Cloud-storage site Dropbox has been blocked in China, only four months after access was restored to internet users in the the world's most populous country.
Both the Dropbox app and the web-based service have been affected by the block, which came into effect yesterday according to online censorship monitor GreatFire.
Dropbox was first banned in China in 2010 after a worldwide surge in popularity. In February of this year it was made available again without warning or explanation.
The latest ban appears to be more severe than the first, which previously allowed access to some Dropbox-related services. Dropbox is yet to respond to a request for comment on the matter.

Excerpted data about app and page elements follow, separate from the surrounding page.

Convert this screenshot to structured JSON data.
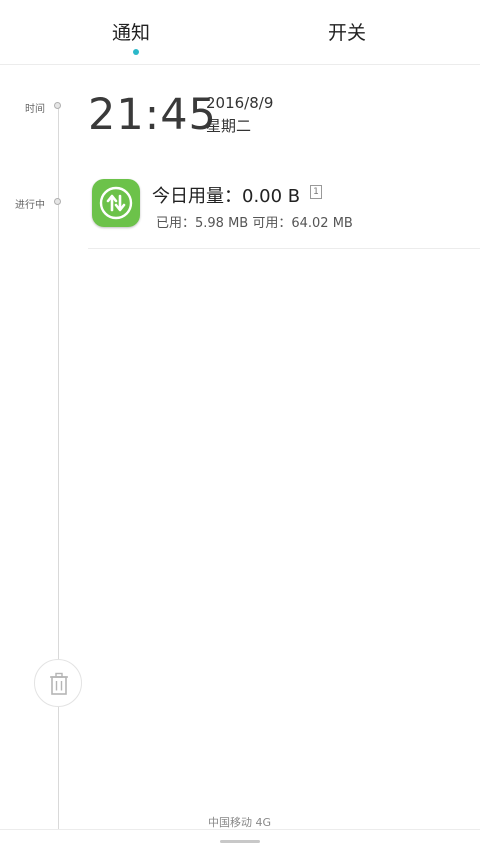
{
  "tabs": {
    "notify": "通知",
    "switch": "开关"
  },
  "timeline": {
    "time_label": "时间",
    "ongoing_label": "进行中"
  },
  "clock": {
    "time": "21:45",
    "date": "2016/8/9",
    "weekday": "星期二"
  },
  "notification": {
    "title": "今日用量：0.00 B",
    "sim_badge": "1",
    "detail": "已用：5.98 MB 可用：64.02 MB",
    "icon": "data-usage-arrows-icon",
    "icon_color": "#6cc24a"
  },
  "footer": {
    "carrier": "中国移动 4G"
  },
  "colors": {
    "accent": "#2bb8c9"
  }
}
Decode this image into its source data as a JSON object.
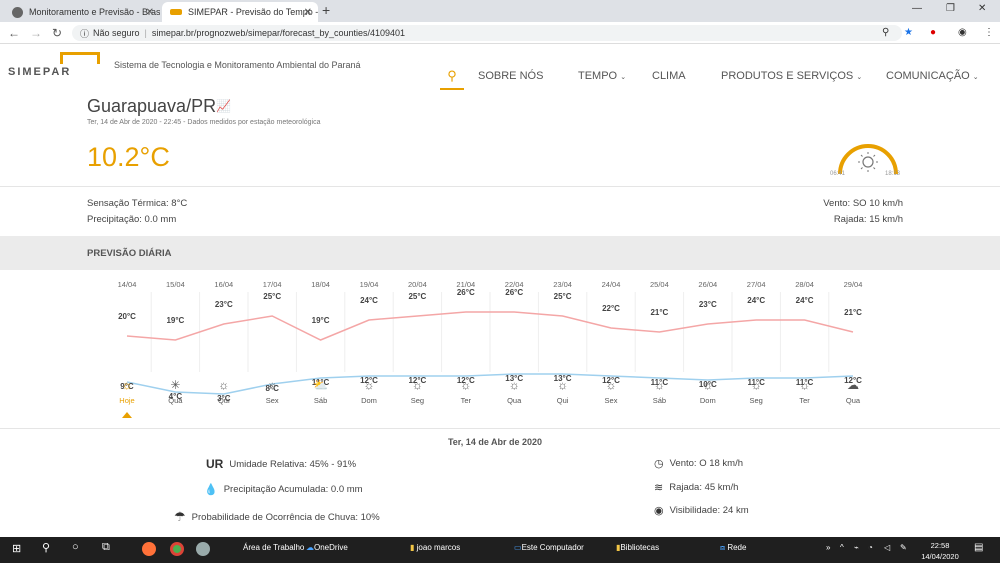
{
  "browser": {
    "tabs": [
      {
        "title": "Monitoramento e Previsão - Bras"
      },
      {
        "title": "SIMEPAR - Previsão do Tempo - "
      }
    ],
    "address": {
      "security": "Não seguro",
      "url": "simepar.br/prognozweb/simepar/forecast_by_counties/4109401"
    }
  },
  "site": {
    "logo_text": "SIMEPAR",
    "tagline": "Sistema de Tecnologia e Monitoramento Ambiental do Paraná",
    "menu": [
      "SOBRE NÓS",
      "TEMPO",
      "CLIMA",
      "PRODUTOS E SERVIÇOS",
      "COMUNICAÇÃO"
    ]
  },
  "current": {
    "city": "Guarapuava/PR",
    "datetime": "Ter, 14 de Abr de 2020 - 22:45 - Dados medidos por estação meteorológica",
    "temperature": "10.2°C",
    "sunrise": "06:41",
    "sunset": "18:13",
    "feels_like": "Sensação Térmica: 8°C",
    "precipitation": "Precipitação: 0.0 mm",
    "wind": "Vento: SO 10 km/h",
    "gust": "Rajada: 15 km/h"
  },
  "daily": {
    "title": "PREVISÃO DIÁRIA",
    "days": [
      {
        "date": "14/04",
        "max": "20°C",
        "min": "9°C",
        "day": "Hoje",
        "icon": "sun-icon"
      },
      {
        "date": "15/04",
        "max": "19°C",
        "min": "4°C",
        "day": "Qua",
        "icon": "frost-icon"
      },
      {
        "date": "16/04",
        "max": "23°C",
        "min": "3°C",
        "day": "Qui",
        "icon": "sun-icon"
      },
      {
        "date": "17/04",
        "max": "25°C",
        "min": "8°C",
        "day": "Sex",
        "icon": "sun-icon"
      },
      {
        "date": "18/04",
        "max": "19°C",
        "min": "11°C",
        "day": "Sáb",
        "icon": "partly-cloudy-icon"
      },
      {
        "date": "19/04",
        "max": "24°C",
        "min": "12°C",
        "day": "Dom",
        "icon": "sun-icon"
      },
      {
        "date": "20/04",
        "max": "25°C",
        "min": "12°C",
        "day": "Seg",
        "icon": "sun-icon"
      },
      {
        "date": "21/04",
        "max": "26°C",
        "min": "12°C",
        "day": "Ter",
        "icon": "sun-icon"
      },
      {
        "date": "22/04",
        "max": "26°C",
        "min": "13°C",
        "day": "Qua",
        "icon": "sun-icon"
      },
      {
        "date": "23/04",
        "max": "25°C",
        "min": "13°C",
        "day": "Qui",
        "icon": "sun-icon"
      },
      {
        "date": "24/04",
        "max": "22°C",
        "min": "12°C",
        "day": "Sex",
        "icon": "sun-icon"
      },
      {
        "date": "25/04",
        "max": "21°C",
        "min": "11°C",
        "day": "Sáb",
        "icon": "sun-icon"
      },
      {
        "date": "26/04",
        "max": "23°C",
        "min": "10°C",
        "day": "Dom",
        "icon": "sun-icon"
      },
      {
        "date": "27/04",
        "max": "24°C",
        "min": "11°C",
        "day": "Seg",
        "icon": "sun-icon"
      },
      {
        "date": "28/04",
        "max": "24°C",
        "min": "11°C",
        "day": "Ter",
        "icon": "sun-icon"
      },
      {
        "date": "29/04",
        "max": "21°C",
        "min": "12°C",
        "day": "Qua",
        "icon": "cloud-icon"
      }
    ],
    "max_values": [
      20,
      19,
      23,
      25,
      19,
      24,
      25,
      26,
      26,
      25,
      22,
      21,
      23,
      24,
      24,
      21
    ],
    "min_values": [
      9,
      4,
      3,
      8,
      11,
      12,
      12,
      12,
      13,
      13,
      12,
      11,
      10,
      11,
      11,
      12
    ],
    "colors": {
      "max": "#f4a6a6",
      "min": "#9fd0ee",
      "accent": "#e8a000"
    }
  },
  "detail": {
    "date": "Ter, 14 de Abr de 2020",
    "ur_icon": "UR",
    "humidity": "Umidade Relativa: 45% - 91%",
    "precip_acc": "Precipitação Acumulada: 0.0 mm",
    "rain_prob": "Probabilidade de Ocorrência de Chuva: 10%",
    "wind": "Vento: O 18 km/h",
    "gust": "Rajada: 45 km/h",
    "visibility": "Visibilidade: 24 km"
  },
  "taskbar": {
    "items": [
      "Área de Trabalho",
      "OneDrive",
      "joao marcos",
      "Este Computador",
      "Bibliotecas",
      "Rede"
    ],
    "time": "22:58",
    "date": "14/04/2020"
  }
}
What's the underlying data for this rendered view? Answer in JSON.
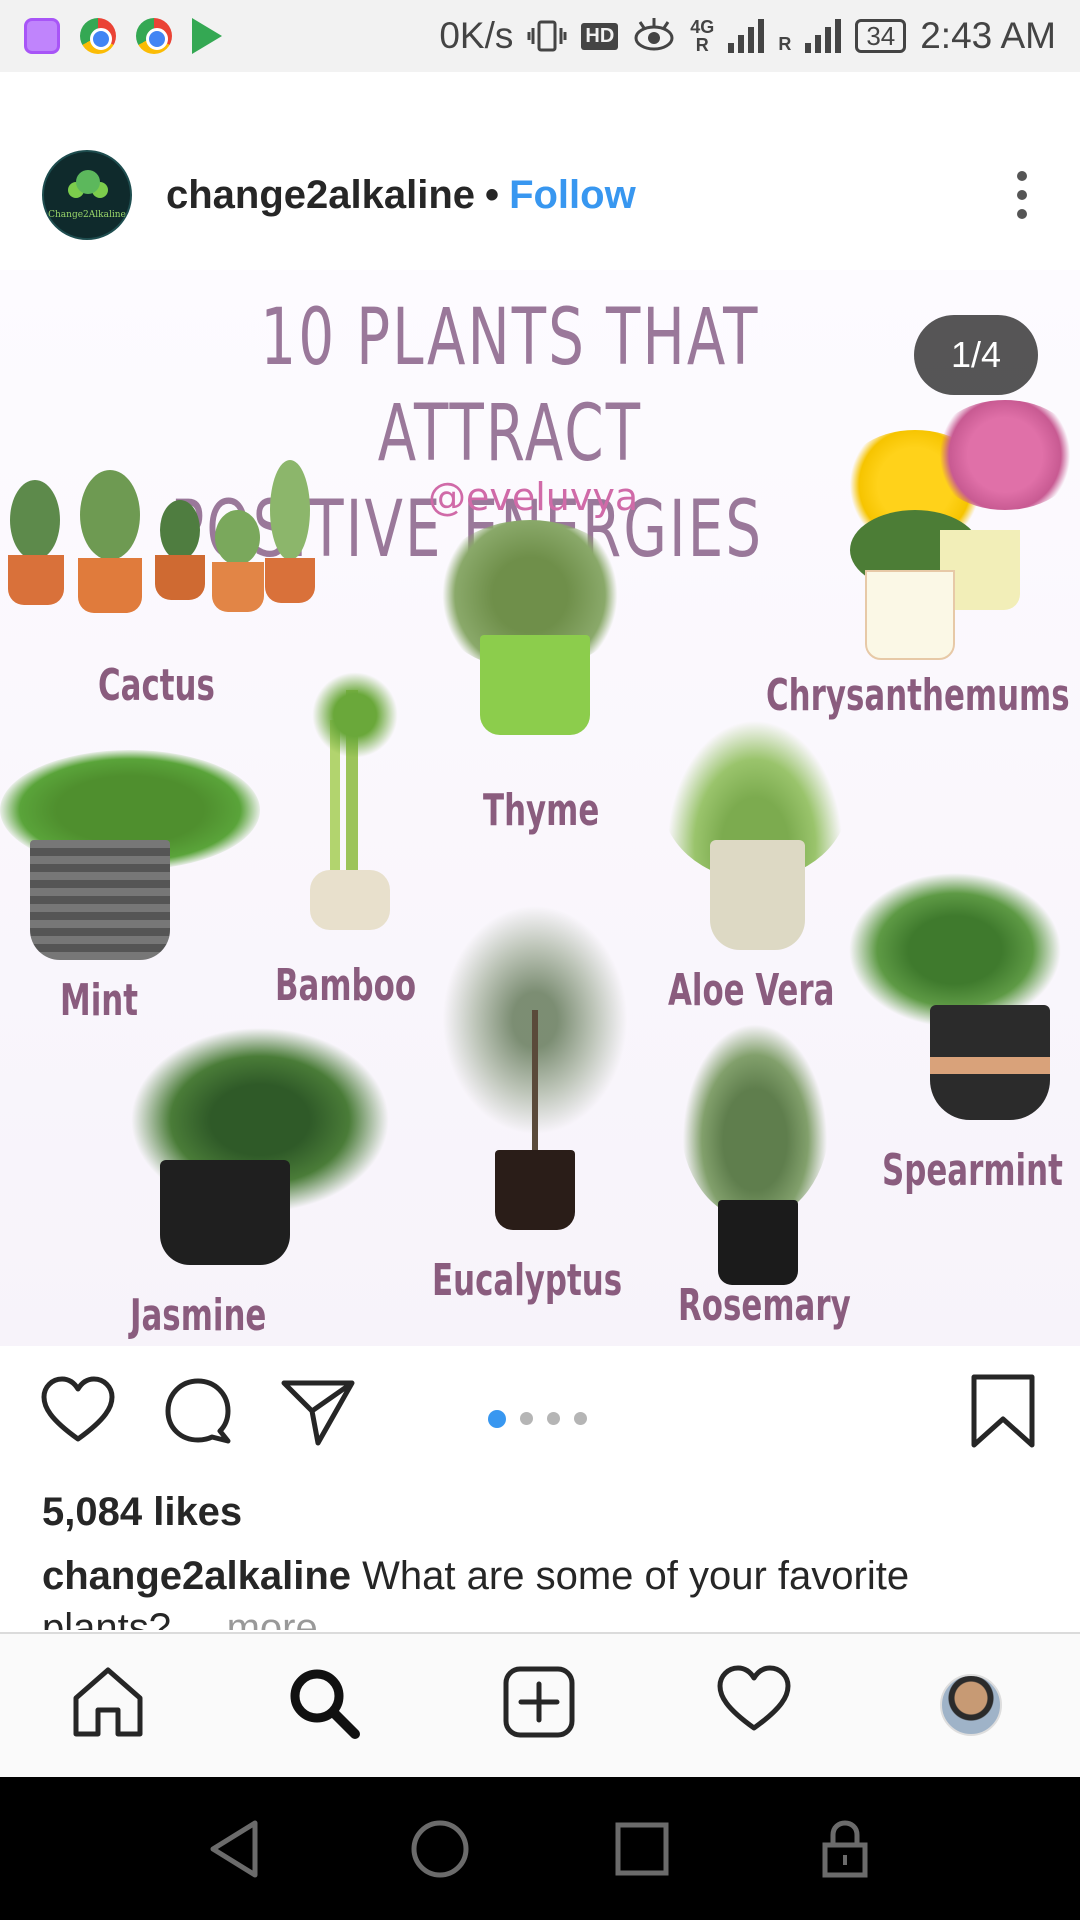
{
  "status_bar": {
    "network_speed": "0K/s",
    "hd_badge": "HD",
    "network_type": "4G",
    "roaming_marker": "R",
    "battery": "34",
    "time": "2:43 AM",
    "app_icons": [
      "gallery-icon",
      "chrome-icon",
      "chrome-icon",
      "play-store-icon"
    ]
  },
  "post": {
    "username": "change2alkaline",
    "separator": "•",
    "follow_label": "Follow",
    "avatar_text": "Change2Alkaline",
    "image": {
      "title_line1": "10 PLANTS THAT ATTRACT",
      "title_line2": "POSITIVE ENERGIES",
      "handle": "@eveluvya",
      "counter": "1/4",
      "labels": {
        "cactus": "Cactus",
        "thyme": "Thyme",
        "chrysanthemums": "Chrysanthemums",
        "mint": "Mint",
        "bamboo": "Bamboo",
        "aloe_vera": "Aloe Vera",
        "spearmint": "Spearmint",
        "jasmine": "Jasmine",
        "eucalyptus": "Eucalyptus",
        "rosemary": "Rosemary"
      }
    },
    "carousel": {
      "total": 4,
      "current": 1
    },
    "likes": "5,084 likes",
    "caption_user": "change2alkaline",
    "caption_text": "What are some of your favorite plants?",
    "caption_more": "... more"
  },
  "bottom_nav": [
    "home-icon",
    "search-icon",
    "new-post-icon",
    "activity-heart-icon",
    "profile-avatar"
  ],
  "colors": {
    "follow_blue": "#3897f0",
    "text_dark": "#262626",
    "label_purple": "#8a5c7e",
    "title_purple": "#9a789a"
  }
}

Other major websites to have been hit by China's strict internet censorship - often referred to as the Great Firewall of China - include Google, Facebook, Yahoo and Amazon, as well as major media outlets like Reuters, the Wall Street Journal and the Guardian.
Users vented their frustration on Twitter over the blockage, with some requesting suggestions for similar sites that are accessible in the country.
Google Drive, a file-storing service that performs a similar function to Dropbox, has been banned in China since it was launched in 2012.
Other China-based equivalents, such as Baidu's WangPan and Tencent's WeiYun, are still operational and offer vastly better storage options than their foreign equivalents.
Tencent, for example, offers users 10 terabytes of free storage - over 500 times more than the 2GB offered by Dropbox.